Kendall's remarks came on the heels of a successful flight aboard an autonomously-controlled X62A VISTA, a modified version of the F-16 Fighting Falcon. The aircraft uses AI and machine learning programs from the Defense Advanced Research Projects Agency's (DARPA) Air Combat Evolution program, which are in line with the Air Force’s Next Generation Air Dominance program. This groundbreaking initiative is bridging the gap between human pilots and AI-assisted systems, aiming to create a "system of systems" that will include both manned sixth-generation fighters and autonomous platforms.

In a striking display of the AI's capabilities, an autonomously-piloted F-16 recently engaged in simulated dogfights with a manned fighter. Kendall spoke of these mock battles as being “roughly an even fight." He added that the AI-controlled aircraft could potentially outmatch a less experienced human pilot. While these autonomous aircraft are not yet operation-ready, Kendall is optimistic about the future. He suggested that it's "easy to see a situation where they’re going to be able to do this job, generally speaking, better than humans."

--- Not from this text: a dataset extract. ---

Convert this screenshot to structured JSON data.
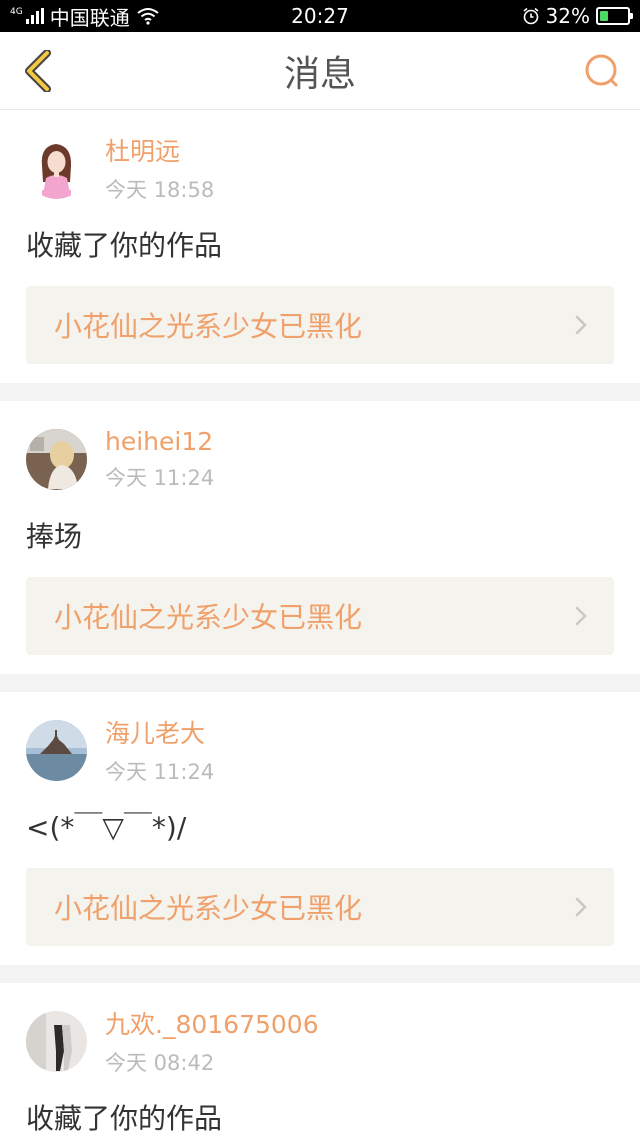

The development of these AI-controlled fighters forms part of the Collaborative Combat Aircraft program. The goal is to create autonomous 'loyal wingmen' to support manned fighters, with the human pilots ostensibly retaining the authority to make high-level decisions. This juxtaposition of human acumen and AI precision aims to revolutionize air combat.

While the potential benefits of AI-controlled systems are immense, concerns about autonomous "killer robots" persist. Kendall acknowledged these anxieties, stressing the need for stringent regulation and adherence to warfare norms. Amid the debate over the ethics of AI in warfare, the urgency to implement the technology grows as rival nations such as China and Russia are also charting similar AI combat developments.

As we stand on the precipice of this new era in aerial warfare, it's clear the battlefield of the future will be dominated by the harmonious blend of human intellect and AI expertise. With this impending reality, nations around the globe must grapple with the implications of this technology beyond the battlefield, driving discussions around ethical, legal, and policy challenges. Rest assured, we are witnessing the dawn of a new chapter in defense technology - a shift that will fundamentally alter the dynamics of conflict in the not-too-distant future.